PwC's monthly newsletter reporting on developments impacting global stock plans.
PwC's recent summary of global developments impacting stock plans.
Tax updates for Argentina, Finland, France, Germany, Ireland, Latvia, Netherlands, Philippines, and Romania. Filing updates for Australia, Hong Kong, Ireland, Japan, Luxembourg, Portugal, and the UK.
PwC's summary of recent developments in France, New Zealand, and the Philippines.
Withholding tax reform postponed to January 1, 2019; Refund of employer social contribution paid at grant of
qualified awards; Estate & investment income tax reform as from 2018.
PwC's report of new developments in Australia, Canada, France, and the United Kingdom.
A recent decision of the French Constitutional Court has held that employer social contribution payments made at grant on certain tax qualified free share awards may be able to be reclaimed if the award fails to vest.
Recent developments impacting stock compensation plans in Belgium, Chile, Croatia, France, Korea, Romania, and the UK.
The French Minister of Finance has confirmed the introduction of French withholding tax effective 1/1/2018.
The new law (Loi Macron), which introduces changes to the requirements and tax and social tax treatment of French-qualified restricted stock units (“RSUs”), was finally published in the Official Gazette on August 7, 2015.
Following on from our Global Rewards Update in December 2014, the changes to the qualified free share award regime in France have now been approved by the French Senate and have therefore been adopted into law.
A new law (Loi Macron) has been introduced that would result in significant (and mostly positive) changes to the requirements and tax treatment of French-qualified RSUs.
Until recently, the allocation of qualified free shares was not subject to any legal constraints in France, unless shareholders decided otherwise.
Following the Constitutional Court decision, the French government has now adopted into law a package of tax measures.
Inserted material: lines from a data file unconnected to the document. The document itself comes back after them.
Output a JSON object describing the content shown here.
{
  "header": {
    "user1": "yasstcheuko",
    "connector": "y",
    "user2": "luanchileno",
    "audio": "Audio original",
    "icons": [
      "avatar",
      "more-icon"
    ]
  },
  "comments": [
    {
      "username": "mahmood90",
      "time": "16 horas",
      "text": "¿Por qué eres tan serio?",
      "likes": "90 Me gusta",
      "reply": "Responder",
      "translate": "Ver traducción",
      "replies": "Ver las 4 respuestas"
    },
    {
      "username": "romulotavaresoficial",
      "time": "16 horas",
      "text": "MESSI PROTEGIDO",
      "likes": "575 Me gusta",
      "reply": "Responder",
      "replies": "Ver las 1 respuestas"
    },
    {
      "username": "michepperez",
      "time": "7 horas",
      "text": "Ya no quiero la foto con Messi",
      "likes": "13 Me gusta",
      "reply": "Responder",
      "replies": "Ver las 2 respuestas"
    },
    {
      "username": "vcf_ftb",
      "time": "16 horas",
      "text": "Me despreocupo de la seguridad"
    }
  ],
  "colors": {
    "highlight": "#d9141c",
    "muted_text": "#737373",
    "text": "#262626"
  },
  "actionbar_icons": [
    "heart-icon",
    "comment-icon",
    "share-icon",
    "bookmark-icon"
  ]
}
This Global Rewards Update (GRU) is a follow up from our November 2013 GRU. It provides an overview of the key measures relating to equity plans.
The 2014 French Social Security Financial and Income Tax Bills being discussed before the French Parliament will introduce some chanqes to the income tax and social security rates and bands. The Bills are expected to pass into law shortly and the changes will take effect from 1 January 2014.
The President of France announced two tax propositions in a televised interview last week that are of particular interest to multinational companies with employees in France. Most notably, he reintroduced the 75% tax rate
for highly compensated individuals.
On 29 December 2012, France’s Constitutional Court issued its decision on measures in the 2013 Finance Law, concluding that all the measures affecting companies were valid, but striking down some controversial provisions relating to individuals. The decision cleared the way for the relevant finance laws to come into effect on 30 December 2012.
The French government announced on September 28, 2012, a series of measures that would significantly increase the taxes borne by wealthy individuals, with some of the proposed increases to apply to income earned as of January 1, 2012. The measures, which also include important changes affecting companies, are part of the draft finance bill for 2013.
The supplementary budget act submitted on Tuesday July 3, 2012, to the Council of Ministers provides for a higher taxation of stock-based compensation and for a sharp rise in the “forfait social” on employee profit sharing schemes.
In France, a specific tax regime is available for the grant of stock options, free shares, and Bons de Souscription de Parts de Créateurs d’Entreprise (BSPCE) when certain reporting requirements are met by the company and the beneficiaries.
At the end of 2010, the French government proposed, in the Loi de Finances Rectificative for 2010, the introduction of a new article 182 A ter to the French Tax Code (“article 182 A”). These proposals have since been adopted, and the new article 182 A will subject all equity awards held by French non-residents to income and social tax withholding at either vesting (e.g. in the case of restricted
The French government has adopted the 2011 French Tax Act and Social Security Financing Act (“new legislation”). This new legislation has raised tax rates generally, and in particular, those applicable to equity income in France.